Filter these entries, keeping only lines that hold the word "Setup".

-- Information follows --

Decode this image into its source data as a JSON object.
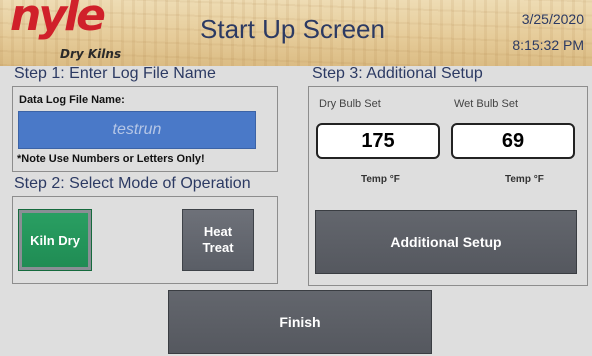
{
  "header": {
    "logo_text": "nyle",
    "logo_sub": "Dry Kilns",
    "title": "Start Up Screen",
    "date": "3/25/2020",
    "time": "8:15:32 PM",
    "brand_color": "#d0202a"
  },
  "step1": {
    "label": "Step 1:  Enter Log File Name",
    "field_label": "Data Log File Name:",
    "file_name_value": "testrun",
    "note": "*Note Use Numbers or Letters Only!"
  },
  "step2": {
    "label": "Step 2:  Select Mode of Operation",
    "kiln_dry_label": "Kiln Dry",
    "heat_treat_label": "Heat Treat",
    "selected_mode": "Kiln Dry",
    "selected_color": "#1f8b53"
  },
  "step3": {
    "label": "Step 3:  Additional Setup",
    "dry_bulb_label": "Dry Bulb Set",
    "wet_bulb_label": "Wet Bulb Set",
    "dry_bulb_value": "175",
    "wet_bulb_value": "69",
    "dry_unit": "Temp °F",
    "wet_unit": "Temp °F",
    "additional_setup_label": "Additional Setup"
  },
  "footer": {
    "finish_label": "Finish"
  }
}
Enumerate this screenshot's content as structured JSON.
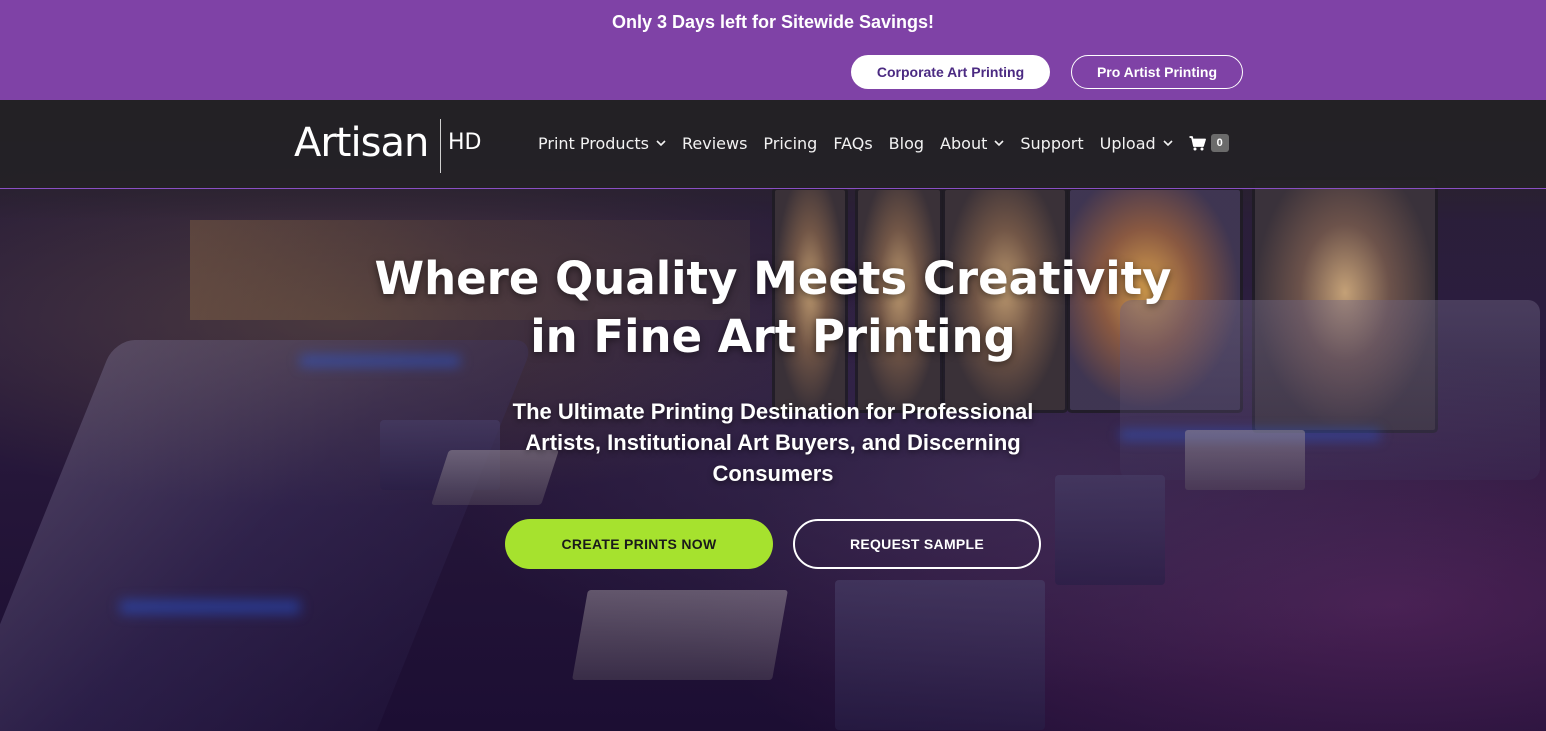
{
  "promo": {
    "message": "Only 3 Days left for Sitewide Savings!",
    "corporate_button": "Corporate Art Printing",
    "pro_button": "Pro Artist Printing"
  },
  "brand": {
    "logo_text": "Artisan",
    "logo_suffix": "HD"
  },
  "nav": {
    "items": [
      {
        "label": "Print Products",
        "has_dropdown": true
      },
      {
        "label": "Reviews",
        "has_dropdown": false
      },
      {
        "label": "Pricing",
        "has_dropdown": false
      },
      {
        "label": "FAQs",
        "has_dropdown": false
      },
      {
        "label": "Blog",
        "has_dropdown": false
      },
      {
        "label": "About",
        "has_dropdown": true
      },
      {
        "label": "Support",
        "has_dropdown": false
      },
      {
        "label": "Upload",
        "has_dropdown": true
      }
    ],
    "cart_icon": "shopping-cart-icon",
    "cart_count": "0"
  },
  "hero": {
    "title_line1": "Where Quality Meets Creativity",
    "title_line2": "in Fine Art Printing",
    "subtitle_line1": "The Ultimate Printing Destination for Professional",
    "subtitle_line2": "Artists, Institutional Art Buyers, and Discerning",
    "subtitle_line3": "Consumers",
    "primary_cta": "CREATE PRINTS NOW",
    "secondary_cta": "REQUEST SAMPLE"
  },
  "colors": {
    "promo_bg": "#7f42a6",
    "accent_green": "#a6e22e",
    "nav_bg": "#232126"
  }
}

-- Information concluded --

__The answer__:
    "label": "Step 3:  Additional Setup",
    "additional_setup_label": "Additional Setup"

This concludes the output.